Website

Time: From 9.30am

Phone: 0207 626 2717

Entry Information:www.themonument.info/visitor-information.html

350m from Cannon Street

100m from Monument

The Monument is a 202 ft high doric column, designed by Sir Christopher Wren and built in 1671-77 to commemorate both the Great Fire of London and the subsequent rebuilding of the city. The fire started on Sunday September 2nd 1666 in the bakery of Thomas Farynor, the king’s baker. The bakery was in Pudding Lane, 202 ft away from the monument.

The fire destroyed much of London and lasted three days, leaving only stone structures standing. There was little loss of life and as far as the city was concerned, although not felt at the time, it was a Godsend. The existing infrastructure couldn’t cope with the rapidly expanding city and was badly in need of redesigning, which the fire allowed it to do as the narrow streets were then widened.

The column is made of Portland stone and took six years to build, this due to the lack of stone. The king eventually gave the proclamation that no stone should leave the Isle of Portland for another destination without the prior consent of Wren. The cost of the project was £13,450 11s 9d, which would be over £3 million today.

There is an internal staircase of 311 six inch steps to the viewing platform at the top as well as an underground laboratory room, as it was designed to aid scientific experiments. The scientific side was rarely used. The viewing balcony is now caged off, but in 1732 a sailor climbed down on a rope. In 1750 a weaver accidentally fell off and six people committed suicide between 1788-1842.

The monument has a gilded urn and flame on top. There was to have been a statue of Charles II, but he was reluctant to have his image associated with the start of the fire. The base has four plaques. The north plaque tells of how the fire started, the south the restoration and action of the king, the east gives the years of construction and the west has a sculpture of the destruction by Danish sculptor Caius Gabriel Cibber.

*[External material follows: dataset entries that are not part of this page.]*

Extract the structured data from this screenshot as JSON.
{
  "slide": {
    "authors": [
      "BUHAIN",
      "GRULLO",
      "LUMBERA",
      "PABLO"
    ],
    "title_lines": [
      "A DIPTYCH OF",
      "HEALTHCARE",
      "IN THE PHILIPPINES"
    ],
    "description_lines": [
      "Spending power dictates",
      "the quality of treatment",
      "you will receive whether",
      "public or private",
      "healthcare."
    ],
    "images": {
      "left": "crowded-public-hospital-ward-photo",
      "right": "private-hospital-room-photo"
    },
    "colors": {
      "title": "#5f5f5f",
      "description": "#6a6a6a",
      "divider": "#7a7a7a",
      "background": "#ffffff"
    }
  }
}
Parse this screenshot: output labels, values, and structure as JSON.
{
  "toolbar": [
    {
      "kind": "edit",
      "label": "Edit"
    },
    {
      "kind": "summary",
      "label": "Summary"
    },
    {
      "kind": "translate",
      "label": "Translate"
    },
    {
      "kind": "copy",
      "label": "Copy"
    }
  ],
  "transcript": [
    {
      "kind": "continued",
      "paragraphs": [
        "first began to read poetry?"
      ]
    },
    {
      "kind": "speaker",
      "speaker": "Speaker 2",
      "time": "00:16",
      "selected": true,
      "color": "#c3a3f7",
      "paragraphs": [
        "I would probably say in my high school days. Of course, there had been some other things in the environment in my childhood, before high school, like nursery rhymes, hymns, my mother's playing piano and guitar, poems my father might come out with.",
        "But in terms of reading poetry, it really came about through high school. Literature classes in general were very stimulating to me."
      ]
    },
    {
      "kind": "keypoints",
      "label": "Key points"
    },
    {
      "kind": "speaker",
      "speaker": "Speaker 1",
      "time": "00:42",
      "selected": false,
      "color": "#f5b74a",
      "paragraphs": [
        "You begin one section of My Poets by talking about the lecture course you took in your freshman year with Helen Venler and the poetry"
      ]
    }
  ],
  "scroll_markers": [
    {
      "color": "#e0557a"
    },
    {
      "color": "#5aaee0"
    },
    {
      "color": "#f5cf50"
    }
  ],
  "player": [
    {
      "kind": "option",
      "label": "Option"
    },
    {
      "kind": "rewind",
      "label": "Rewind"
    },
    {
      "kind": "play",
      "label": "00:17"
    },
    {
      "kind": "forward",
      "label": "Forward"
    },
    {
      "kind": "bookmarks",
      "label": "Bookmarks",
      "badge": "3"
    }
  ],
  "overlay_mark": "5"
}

Due to its historic significance, this is one of the most famous London sites.

Click on the pics below for an enlarged view and use the arrow towards the right edge of each pic to go on to the next.